- [Exercise objective]: Restate the data below word for word, and let no image into your version.

========

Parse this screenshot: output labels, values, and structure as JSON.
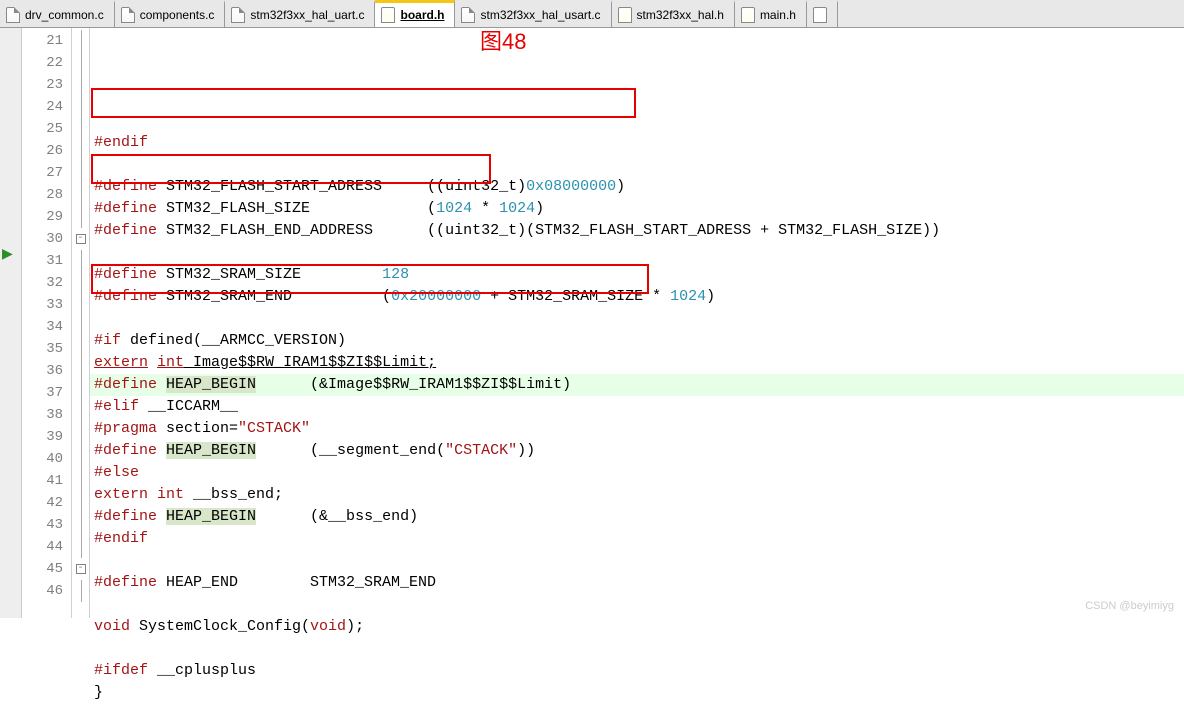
{
  "tabs": [
    {
      "label": "drv_common.c",
      "type": "c",
      "active": false
    },
    {
      "label": "components.c",
      "type": "c",
      "active": false
    },
    {
      "label": "stm32f3xx_hal_uart.c",
      "type": "c",
      "active": false
    },
    {
      "label": "board.h",
      "type": "h",
      "active": true
    },
    {
      "label": "stm32f3xx_hal_usart.c",
      "type": "c",
      "active": false
    },
    {
      "label": "stm32f3xx_hal.h",
      "type": "hr",
      "active": false
    },
    {
      "label": "main.h",
      "type": "h",
      "active": false
    }
  ],
  "annotation": "图48",
  "lines": [
    {
      "n": 21,
      "t": "endif",
      "fold": "line"
    },
    {
      "n": 22,
      "t": "blank",
      "fold": "line"
    },
    {
      "n": 23,
      "t": "def",
      "name": "STM32_FLASH_START_ADRESS",
      "val": "((uint32_t)",
      "num": "0x08000000",
      "tail": ")",
      "fold": "line"
    },
    {
      "n": 24,
      "t": "def",
      "name": "STM32_FLASH_SIZE",
      "val": "(",
      "num": "1024",
      "mid": " * ",
      "num2": "1024",
      "tail": ")",
      "fold": "line"
    },
    {
      "n": 25,
      "t": "def",
      "name": "STM32_FLASH_END_ADDRESS",
      "val": "((uint32_t)(STM32_FLASH_START_ADRESS + STM32_FLASH_SIZE))",
      "fold": "line"
    },
    {
      "n": 26,
      "t": "blank",
      "fold": "line"
    },
    {
      "n": 27,
      "t": "def",
      "name": "STM32_SRAM_SIZE",
      "valnum": "128",
      "fold": "line"
    },
    {
      "n": 28,
      "t": "def",
      "name": "STM32_SRAM_END",
      "val": "(",
      "num": "0x20000000",
      "mid": " + STM32_SRAM_SIZE * ",
      "num2": "1024",
      "tail": ")",
      "fold": "line"
    },
    {
      "n": 29,
      "t": "blank",
      "fold": "line"
    },
    {
      "n": 30,
      "t": "ifdef",
      "txt": "#if defined(__ARMCC_VERSION)",
      "fold": "box"
    },
    {
      "n": 31,
      "t": "extern",
      "txt": "extern int Image$$RW_IRAM1$$ZI$$Limit;",
      "fold": "line",
      "ul": true
    },
    {
      "n": 32,
      "t": "defhl",
      "name": "HEAP_BEGIN",
      "val": "(&Image$$RW_IRAM1$$ZI$$Limit)",
      "fold": "line",
      "hl": true
    },
    {
      "n": 33,
      "t": "elif",
      "txt": "#elif __ICCARM__",
      "fold": "line"
    },
    {
      "n": 34,
      "t": "pragma",
      "txt": "#pragma section=\"CSTACK\"",
      "fold": "line"
    },
    {
      "n": 35,
      "t": "def",
      "name": "HEAP_BEGIN",
      "val": "(__segment_end(\"CSTACK\"))",
      "fold": "line",
      "sel": true
    },
    {
      "n": 36,
      "t": "else",
      "txt": "#else",
      "fold": "line"
    },
    {
      "n": 37,
      "t": "extern2",
      "txt": "extern int __bss_end;",
      "fold": "line"
    },
    {
      "n": 38,
      "t": "def",
      "name": "HEAP_BEGIN",
      "val": "(&__bss_end)",
      "fold": "line",
      "sel": true
    },
    {
      "n": 39,
      "t": "endif",
      "fold": "line"
    },
    {
      "n": 40,
      "t": "blank",
      "fold": "line"
    },
    {
      "n": 41,
      "t": "def",
      "name": "HEAP_END",
      "val": "STM32_SRAM_END",
      "fold": "line"
    },
    {
      "n": 42,
      "t": "blank",
      "fold": "line"
    },
    {
      "n": 43,
      "t": "proto",
      "txt": "void SystemClock_Config(void);",
      "fold": "line"
    },
    {
      "n": 44,
      "t": "blank",
      "fold": "line"
    },
    {
      "n": 45,
      "t": "ifdef2",
      "txt": "#ifdef __cplusplus",
      "fold": "box"
    },
    {
      "n": 46,
      "t": "brace",
      "txt": "}",
      "fold": "line"
    }
  ],
  "watermark": "CSDN @beyimiyg"
}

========

- [Result of the exercise]:
Parse this screenshot: output labels, values, and structure as JSON.
{
  "tabs": [
    {
      "label": "drv_common.c",
      "type": "c",
      "active": false
    },
    {
      "label": "components.c",
      "type": "c",
      "active": false
    },
    {
      "label": "stm32f3xx_hal_uart.c",
      "type": "c",
      "active": false
    },
    {
      "label": "board.h",
      "type": "h",
      "active": true
    },
    {
      "label": "stm32f3xx_hal_usart.c",
      "type": "c",
      "active": false
    },
    {
      "label": "stm32f3xx_hal.h",
      "type": "hr",
      "active": false
    },
    {
      "label": "main.h",
      "type": "h",
      "active": false
    }
  ],
  "annotation": "图48",
  "lines": [
    {
      "n": 21,
      "t": "endif",
      "fold": "line"
    },
    {
      "n": 22,
      "t": "blank",
      "fold": "line"
    },
    {
      "n": 23,
      "t": "def",
      "name": "STM32_FLASH_START_ADRESS",
      "val": "((uint32_t)",
      "num": "0x08000000",
      "tail": ")",
      "fold": "line"
    },
    {
      "n": 24,
      "t": "def",
      "name": "STM32_FLASH_SIZE",
      "val": "(",
      "num": "1024",
      "mid": " * ",
      "num2": "1024",
      "tail": ")",
      "fold": "line"
    },
    {
      "n": 25,
      "t": "def",
      "name": "STM32_FLASH_END_ADDRESS",
      "val": "((uint32_t)(STM32_FLASH_START_ADRESS + STM32_FLASH_SIZE))",
      "fold": "line"
    },
    {
      "n": 26,
      "t": "blank",
      "fold": "line"
    },
    {
      "n": 27,
      "t": "def",
      "name": "STM32_SRAM_SIZE",
      "valnum": "128",
      "fold": "line"
    },
    {
      "n": 28,
      "t": "def",
      "name": "STM32_SRAM_END",
      "val": "(",
      "num": "0x20000000",
      "mid": " + STM32_SRAM_SIZE * ",
      "num2": "1024",
      "tail": ")",
      "fold": "line"
    },
    {
      "n": 29,
      "t": "blank",
      "fold": "line"
    },
    {
      "n": 30,
      "t": "ifdef",
      "txt": "#if defined(__ARMCC_VERSION)",
      "fold": "box"
    },
    {
      "n": 31,
      "t": "extern",
      "txt": "extern int Image$$RW_IRAM1$$ZI$$Limit;",
      "fold": "line",
      "ul": true
    },
    {
      "n": 32,
      "t": "defhl",
      "name": "HEAP_BEGIN",
      "val": "(&Image$$RW_IRAM1$$ZI$$Limit)",
      "fold": "line",
      "hl": true
    },
    {
      "n": 33,
      "t": "elif",
      "txt": "#elif __ICCARM__",
      "fold": "line"
    },
    {
      "n": 34,
      "t": "pragma",
      "txt": "#pragma section=\"CSTACK\"",
      "fold": "line"
    },
    {
      "n": 35,
      "t": "def",
      "name": "HEAP_BEGIN",
      "val": "(__segment_end(\"CSTACK\"))",
      "fold": "line",
      "sel": true
    },
    {
      "n": 36,
      "t": "else",
      "txt": "#else",
      "fold": "line"
    },
    {
      "n": 37,
      "t": "extern2",
      "txt": "extern int __bss_end;",
      "fold": "line"
    },
    {
      "n": 38,
      "t": "def",
      "name": "HEAP_BEGIN",
      "val": "(&__bss_end)",
      "fold": "line",
      "sel": true
    },
    {
      "n": 39,
      "t": "endif",
      "fold": "line"
    },
    {
      "n": 40,
      "t": "blank",
      "fold": "line"
    },
    {
      "n": 41,
      "t": "def",
      "name": "HEAP_END",
      "val": "STM32_SRAM_END",
      "fold": "line"
    },
    {
      "n": 42,
      "t": "blank",
      "fold": "line"
    },
    {
      "n": 43,
      "t": "proto",
      "txt": "void SystemClock_Config(void);",
      "fold": "line"
    },
    {
      "n": 44,
      "t": "blank",
      "fold": "line"
    },
    {
      "n": 45,
      "t": "ifdef2",
      "txt": "#ifdef __cplusplus",
      "fold": "box"
    },
    {
      "n": 46,
      "t": "brace",
      "txt": "}",
      "fold": "line"
    }
  ],
  "watermark": "CSDN @beyimiyg"
}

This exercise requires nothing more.